WORK TO COMPLETE:
Return each line of the data that follows exactly as it reads.

(Items from a data source)
*** Block opens ***
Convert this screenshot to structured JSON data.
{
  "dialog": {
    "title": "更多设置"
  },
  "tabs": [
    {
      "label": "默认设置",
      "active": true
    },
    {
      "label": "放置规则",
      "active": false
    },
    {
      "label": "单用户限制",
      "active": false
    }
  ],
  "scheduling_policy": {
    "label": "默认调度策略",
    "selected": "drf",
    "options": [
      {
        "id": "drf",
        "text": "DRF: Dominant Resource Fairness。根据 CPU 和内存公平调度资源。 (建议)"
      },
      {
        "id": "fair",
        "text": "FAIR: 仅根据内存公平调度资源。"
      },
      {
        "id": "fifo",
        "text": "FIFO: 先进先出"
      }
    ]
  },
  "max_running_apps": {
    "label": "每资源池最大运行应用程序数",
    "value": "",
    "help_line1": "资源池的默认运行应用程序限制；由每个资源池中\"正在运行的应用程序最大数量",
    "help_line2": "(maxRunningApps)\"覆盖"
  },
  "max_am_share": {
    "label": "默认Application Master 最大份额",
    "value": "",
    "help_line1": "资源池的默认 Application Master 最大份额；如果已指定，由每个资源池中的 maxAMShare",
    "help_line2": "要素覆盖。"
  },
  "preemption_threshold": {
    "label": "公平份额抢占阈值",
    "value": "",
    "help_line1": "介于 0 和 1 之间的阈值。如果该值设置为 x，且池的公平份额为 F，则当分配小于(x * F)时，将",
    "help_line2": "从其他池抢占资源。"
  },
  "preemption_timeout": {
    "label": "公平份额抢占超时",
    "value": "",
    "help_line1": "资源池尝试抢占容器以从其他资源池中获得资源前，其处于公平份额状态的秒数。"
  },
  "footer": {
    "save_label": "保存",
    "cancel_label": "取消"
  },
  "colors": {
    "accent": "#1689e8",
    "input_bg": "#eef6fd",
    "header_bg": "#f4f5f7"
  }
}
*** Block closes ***
ANSWER FOR THIS EXERCISE:
Convert this screenshot to structured JSON data.
{
  "dialog": {
    "title": "更多设置"
  },
  "tabs": [
    {
      "label": "默认设置",
      "active": true
    },
    {
      "label": "放置规则",
      "active": false
    },
    {
      "label": "单用户限制",
      "active": false
    }
  ],
  "scheduling_policy": {
    "label": "默认调度策略",
    "selected": "drf",
    "options": [
      {
        "id": "drf",
        "text": "DRF: Dominant Resource Fairness。根据 CPU 和内存公平调度资源。 (建议)"
      },
      {
        "id": "fair",
        "text": "FAIR: 仅根据内存公平调度资源。"
      },
      {
        "id": "fifo",
        "text": "FIFO: 先进先出"
      }
    ]
  },
  "max_running_apps": {
    "label": "每资源池最大运行应用程序数",
    "value": "",
    "help_line1": "资源池的默认运行应用程序限制；由每个资源池中\"正在运行的应用程序最大数量",
    "help_line2": "(maxRunningApps)\"覆盖"
  },
  "max_am_share": {
    "label": "默认Application Master 最大份额",
    "value": "",
    "help_line1": "资源池的默认 Application Master 最大份额；如果已指定，由每个资源池中的 maxAMShare",
    "help_line2": "要素覆盖。"
  },
  "preemption_threshold": {
    "label": "公平份额抢占阈值",
    "value": "",
    "help_line1": "介于 0 和 1 之间的阈值。如果该值设置为 x，且池的公平份额为 F，则当分配小于(x * F)时，将",
    "help_line2": "从其他池抢占资源。"
  },
  "preemption_timeout": {
    "label": "公平份额抢占超时",
    "value": "",
    "help_line1": "资源池尝试抢占容器以从其他资源池中获得资源前，其处于公平份额状态的秒数。"
  },
  "footer": {
    "save_label": "保存",
    "cancel_label": "取消"
  },
  "colors": {
    "accent": "#1689e8",
    "input_bg": "#eef6fd",
    "header_bg": "#f4f5f7"
  }
}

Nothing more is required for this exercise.